Dumping Bitcoin forks: Bitcoin Diamond and Super Bitcoin

Getting into more obscure forks (but believe me, there are many more to come), I decided to do a double take, because I got rid of these two the exactly same way. The previous cases were both 1:1 forks, meaning you got one unit for one BTC. This time we’ll see first case of unit change, which I think is a clever trick, to be honest.

If you haven’t done so yet, please read the Safety notice part in my introductory post to this series.

Bitcoin Diamond

Since we already have Bitcoin Gold, it’s only natural that someone would create Bitcoin Diamond (BCD). Diamonds are better than gold, am I right? I asked my wife and she confirmed, so there you go. The fork happened at block 495866 on November 24, 2017.

Bitcoin Diamond changed two things in the protocol. It uses a different mining algorithm, called X13. The 13 actually stands for number of different hashing algorithms used, when the result is passed from one to the other. It’s supposedly harder to implement in the special ASIC chip, so the mining can be done on regular GPUs. But as far as I know, building ASIC for it is possible, just probably not profitable enough yet.

The second change involves moving the decimal point in the amount. So for 1 BTC held you get 10 BCD. This is actually smart, because I think many people might get confused by all the different forks (who wouldn’t) and think: “Hey, shitfork X costs $10 and this thing BCD costs $5, so I can get twice as much of it. What a great deal!” Not.

They also have on their roadmap a feature called “amount encryption”, whatever that means, scheduled for Q2 2018, but I suspect the team will be long gone by then. Probably starting Bitcoin Amethyst.

Super Bitcoin

What is better than Bitcoin? Super Bitcoin (SBTC)! Notice the domain name is supersmartbitcoin.com. It’s a 1:1 fork, same as BCH or BTG. Not much else to say about it. The only difference from Bitcoin is increased block size, all other parameters are kept the same. It has Segwit, so in theory Lightning network could run on it. They also advertise zero-knowledge proofs on their roadmap, but roadmaps are cheap (as any product owner would confirm).

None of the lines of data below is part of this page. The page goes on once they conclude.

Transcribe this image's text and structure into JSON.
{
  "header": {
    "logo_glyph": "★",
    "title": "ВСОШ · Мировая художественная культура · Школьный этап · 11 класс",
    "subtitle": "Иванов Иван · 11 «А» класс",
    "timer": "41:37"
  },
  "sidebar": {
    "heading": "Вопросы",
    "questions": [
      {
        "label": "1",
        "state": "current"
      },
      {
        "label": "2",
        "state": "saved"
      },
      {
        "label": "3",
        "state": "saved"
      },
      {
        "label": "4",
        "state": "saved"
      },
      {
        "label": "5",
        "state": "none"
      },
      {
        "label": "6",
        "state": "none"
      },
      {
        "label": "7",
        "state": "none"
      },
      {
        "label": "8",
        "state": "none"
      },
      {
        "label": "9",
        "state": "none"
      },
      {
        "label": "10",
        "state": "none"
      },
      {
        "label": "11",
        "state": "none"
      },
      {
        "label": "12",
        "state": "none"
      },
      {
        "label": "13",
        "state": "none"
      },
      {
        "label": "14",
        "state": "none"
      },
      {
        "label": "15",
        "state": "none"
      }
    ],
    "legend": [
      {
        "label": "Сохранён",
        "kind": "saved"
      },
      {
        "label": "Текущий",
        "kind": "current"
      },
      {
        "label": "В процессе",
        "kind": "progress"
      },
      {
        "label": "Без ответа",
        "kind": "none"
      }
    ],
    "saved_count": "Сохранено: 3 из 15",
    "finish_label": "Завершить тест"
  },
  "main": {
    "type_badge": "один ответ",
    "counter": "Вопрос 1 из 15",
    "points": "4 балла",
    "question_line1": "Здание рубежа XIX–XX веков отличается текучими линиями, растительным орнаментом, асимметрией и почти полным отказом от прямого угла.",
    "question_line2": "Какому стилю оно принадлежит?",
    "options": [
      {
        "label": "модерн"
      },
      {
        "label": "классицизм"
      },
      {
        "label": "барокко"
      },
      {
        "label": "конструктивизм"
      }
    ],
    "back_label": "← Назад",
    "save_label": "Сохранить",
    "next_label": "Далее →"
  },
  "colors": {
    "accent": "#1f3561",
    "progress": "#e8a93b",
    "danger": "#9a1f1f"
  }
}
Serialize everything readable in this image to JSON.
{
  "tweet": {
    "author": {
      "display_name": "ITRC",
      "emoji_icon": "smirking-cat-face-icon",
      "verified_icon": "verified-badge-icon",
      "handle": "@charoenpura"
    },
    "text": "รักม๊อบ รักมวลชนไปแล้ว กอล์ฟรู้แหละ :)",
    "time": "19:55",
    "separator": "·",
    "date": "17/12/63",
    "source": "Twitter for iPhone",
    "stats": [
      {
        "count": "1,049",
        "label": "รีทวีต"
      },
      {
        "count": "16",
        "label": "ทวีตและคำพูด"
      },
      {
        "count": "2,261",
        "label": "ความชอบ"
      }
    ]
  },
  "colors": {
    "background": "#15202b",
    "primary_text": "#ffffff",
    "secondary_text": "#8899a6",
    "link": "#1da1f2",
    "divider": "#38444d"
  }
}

At this point, you will start noticing, how similar all these websites look. They always have a big picture at the top, some pictures of “the team”, a roadmap with advanced features that will be implemented in the future, FAQ section and so on. After seeing few fork homepages, you will start to notice the pattern.

Super Bitcoin forked at block 498888 on December 12, 2017.

Claiming

There is no direct support for either of these coins in Trezor (or Ledger, as far as I know), so we have to be more careful and use different wallet. I used bitpie, which we’ll be using quite a lot in claiming (and also dumping) the more obscure forks in the future. It has support for both BCD and SBTC. In theory, you could also use directly the exchange address, if you do not want to install bitpie.

I claimed these two forks using Walleting Services. I can confirm, that the web does what it says on the label. You need your seed for this, so make double sure you move all your coins from the original wallet (I do keep repeating that a lot, don’t I?). After few minutes I received the correct amount of both minus the 10% fee.

There are other ways to do this, which I used for other forks, but they are more complicated. So if you feel that 10% fee is too much or have really a lot of Bitcoin, wait few days and I will publish how to claim these (and other) forks manually yourself.

Dumping

To get rid of these two forks we’ll have to visit some more exotic exchanges. No respectable exchange would carry such shitcoins, so it’s only logical. I used gate.io, one of the many Chinese exchanges. If Bitstamp is a luxurious shopping mall, HitBTC your regular, but little run-down, department store, gate.io is a flea market. Get ready to use Google translate, because sometimes the text is in Chinese. I wouldn’t use my real e-mail to register and recommend you access it using a browser in disposable virtual machine. Anyway, I was able to sell both and get BTC safely to my Trezor, so all’s well that ends well.

There are more exchanges that carry these two coins, but they are more or less of the same quality (or lack thereof). Check out Coinmarketcap and try some others if you feel brave.

Final verdict

I was able to get 0.67% for BCD and 0.24% for SBTC respectively. As you can see, the reward is going down as we move into these obvious scam coins. On the other hand, it’s totally baffling to me that someone is willing to exchange their perfectly good Bitcoin for this garbage at any rate at all.